The Film: For You Eyes Only (1981)
The Principals: Director: John Glen, Roger Moore, Carole Bouquet, Julian Glover, Chaim Topol, Lynn-Holly Johnson, Michael Gothard, John Wyman, Cassandra Harris, Desmond Llewellyn, Lois Maxwell, Stefan Kalipha.
The Premise: When a British ship is mined and sinks with a top secret weapons system called ATAC, Bond is dispatched to retrieve it before the Russians get hold of it. The trail takes him to Spain, Greece, Italy and Albania during the course of the film. Along the way he meets up with Melina Havelock (Bouquet), who is on a vendetta after her parents were murdered by a Cuban hitman (Kalipha), with ties to the film’s main villain, Greek businessman Aris Kristatos (Glover). It soon becomes a race between Bond and Kristatos to retrieve the ATAC system, both underwater and high in the mountains.
Is It Good: It’s a solid entry in the Bond franchise, although none of the players aside from Moore really stand out. Carole Bouquet was a beautiful but cold fish of a Bond girl, and Julian Glover is one of the more lackluster villains. In fact, he’s outshone by his associates, Emile Leopold Locques (Gothard) and Eric Kriegler (Wyman), the former being a creepy and deadly hitman, and the other a (presumably) ‘roided up henchman. Lynn-Holly Johnson was the flavor-of-the-minute skating star, and parlayed a turn in the drippy Ice Castles into the role of bratty future Olympic skating prospect Bibi Dahl. The two most memorable things about FYEO are the chart-dominating theme song by Sheena Easton and the fact that, after the sci-fi lunacy of Moonraker, this is a much more scaled-down and gadget-less return to Bond’s Cold War spy roots.

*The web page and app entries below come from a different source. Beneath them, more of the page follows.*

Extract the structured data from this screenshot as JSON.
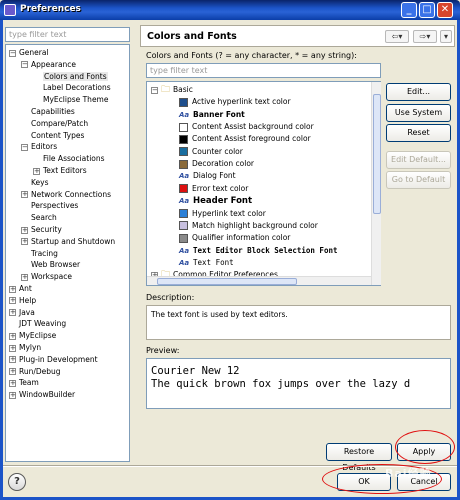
{
  "window": {
    "title": "Preferences"
  },
  "left": {
    "filter_placeholder": "type filter text",
    "tree": [
      {
        "label": "General",
        "indent": 0,
        "exp": "−"
      },
      {
        "label": "Appearance",
        "indent": 1,
        "exp": "−"
      },
      {
        "label": "Colors and Fonts",
        "indent": 2,
        "exp": "",
        "sel": true
      },
      {
        "label": "Label Decorations",
        "indent": 2,
        "exp": ""
      },
      {
        "label": "MyEclipse Theme",
        "indent": 2,
        "exp": ""
      },
      {
        "label": "Capabilities",
        "indent": 1,
        "exp": ""
      },
      {
        "label": "Compare/Patch",
        "indent": 1,
        "exp": ""
      },
      {
        "label": "Content Types",
        "indent": 1,
        "exp": ""
      },
      {
        "label": "Editors",
        "indent": 1,
        "exp": "−"
      },
      {
        "label": "File Associations",
        "indent": 2,
        "exp": ""
      },
      {
        "label": "Text Editors",
        "indent": 2,
        "exp": "+"
      },
      {
        "label": "Keys",
        "indent": 1,
        "exp": ""
      },
      {
        "label": "Network Connections",
        "indent": 1,
        "exp": "+"
      },
      {
        "label": "Perspectives",
        "indent": 1,
        "exp": ""
      },
      {
        "label": "Search",
        "indent": 1,
        "exp": ""
      },
      {
        "label": "Security",
        "indent": 1,
        "exp": "+"
      },
      {
        "label": "Startup and Shutdown",
        "indent": 1,
        "exp": "+"
      },
      {
        "label": "Tracing",
        "indent": 1,
        "exp": ""
      },
      {
        "label": "Web Browser",
        "indent": 1,
        "exp": ""
      },
      {
        "label": "Workspace",
        "indent": 1,
        "exp": "+"
      },
      {
        "label": "Ant",
        "indent": 0,
        "exp": "+"
      },
      {
        "label": "Help",
        "indent": 0,
        "exp": "+"
      },
      {
        "label": "Java",
        "indent": 0,
        "exp": "+"
      },
      {
        "label": "JDT Weaving",
        "indent": 0,
        "exp": ""
      },
      {
        "label": "MyEclipse",
        "indent": 0,
        "exp": "+"
      },
      {
        "label": "Mylyn",
        "indent": 0,
        "exp": "+"
      },
      {
        "label": "Plug-in Development",
        "indent": 0,
        "exp": "+"
      },
      {
        "label": "Run/Debug",
        "indent": 0,
        "exp": "+"
      },
      {
        "label": "Team",
        "indent": 0,
        "exp": "+"
      },
      {
        "label": "WindowBuilder",
        "indent": 0,
        "exp": "+"
      }
    ]
  },
  "right": {
    "title": "Colors and Fonts",
    "nav": {
      "back": "⇦▾",
      "fwd": "⇨▾",
      "menu": "▾"
    },
    "list_label": "Colors and Fonts (? = any character, * = any string):",
    "filter_placeholder": "type filter text",
    "list": [
      {
        "kind": "folder",
        "label": "Basic",
        "indent": 0,
        "exp": "−"
      },
      {
        "kind": "color",
        "label": "Active hyperlink text color",
        "color": "#1e4e8c"
      },
      {
        "kind": "font",
        "label": "Banner Font",
        "style": "bold"
      },
      {
        "kind": "color",
        "label": "Content Assist background color",
        "color": "#ffffff"
      },
      {
        "kind": "color",
        "label": "Content Assist foreground color",
        "color": "#000000"
      },
      {
        "kind": "color",
        "label": "Counter color",
        "color": "#1a6ea0"
      },
      {
        "kind": "color",
        "label": "Decoration color",
        "color": "#8a6a3a"
      },
      {
        "kind": "font",
        "label": "Dialog Font",
        "style": "normal"
      },
      {
        "kind": "color",
        "label": "Error text color",
        "color": "#dd1111"
      },
      {
        "kind": "font",
        "label": "Header Font",
        "style": "header"
      },
      {
        "kind": "color",
        "label": "Hyperlink text color",
        "color": "#2b7fd6"
      },
      {
        "kind": "color",
        "label": "Match highlight background color",
        "color": "#c8c0e0"
      },
      {
        "kind": "color",
        "label": "Qualifier information color",
        "color": "#8a8a8a"
      },
      {
        "kind": "font",
        "label": "Text Editor Block Selection Font",
        "style": "mono-bold"
      },
      {
        "kind": "font",
        "label": "Text Font",
        "style": "mono"
      },
      {
        "kind": "folder",
        "label": "Common Editor Preferences",
        "indent": 0,
        "exp": "+"
      }
    ],
    "buttons": {
      "edit": "Edit...",
      "use_system": "Use System Font",
      "reset": "Reset",
      "edit_default": "Edit Default...",
      "goto_default": "Go to Default"
    },
    "description_label": "Description:",
    "description": "The text font is used by text editors.",
    "preview_label": "Preview:",
    "preview_lines": [
      "Courier New 12",
      "The quick brown fox jumps over the lazy d"
    ]
  },
  "bottom": {
    "restore": "Restore Defaults",
    "apply": "Apply",
    "ok": "OK",
    "cancel": "Cancel"
  },
  "watermark": "Bai经验"
}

The film does feature some good stunt work and action which are the staples of the franchise. It’s great when you think there’s going to be a signature chase with Bond’s Lotus until some nosy henchman blows the car to hell and Bond and Melina are then forced to escape their pursuers in a friggin Citroen 2CV of all things. I also fondly remember a Dennis Miller comedy bit where he lampooned the fairly awesome ski chase sequence with Bond and Kliegler. It’s regrettable that during the bobsled portion of the ski chase, a stuntman was killed during the production. As a kid, the underwater sequence with that Kristatos hench in that giant walking submersible with the claw hand who was attacking Bond and Melina underwater always gave me the willies. And I liked that waterfront scene and foot chase by Bond after Locques in the car. Especially liked Bond’s ruthlessness in sending him over the edge after Locques had killed Bond’s associate earlier in the movie.
It was also interesting to hear on the director’s commentary track on the DVD that that entire sequence where Bond and Melina hide out from Kristatos underwater with the spare SCUBA tank wasn’t even done underwater. Rather, it was done on a dry soundstage using blends of slo-mo, lighting effects, wind and post-production bubbles. The effect wasn’t perfect, but believable. And I liked the final resolution between Bond and Blofeld, and the opening in the cemetery. Just a shout out to Bond’s wife and the events in On Her Majesty’s Secret Service some 12 years after the fact that Diamonds Are Forever couldn’t be bothered with. (“Mr. Bond, we can do a deal! I’ll buy you a delicatessen! In stainless steel!! Whiskey Tango Foxtrot was that shit about? Love it though.)
Is It Worth A Look: Definitely. It was Moore’s most real-world take on Bond. No frills, just good old-fashioned Cold War Bond goodness.
Random Anecdotes: The reason the underwater scenes were done as they were was reportedly that Carole Bouquet had some sort of medical condition which negated underwater filming. Also, Roger Moore stated that, due to his fear of heights, he may have had a couple extra vodka martinis to get through the experiences up high that he had to endure.
Cinematic Soulmates: The Man With The Golden Gun, The Spy Who Loved Me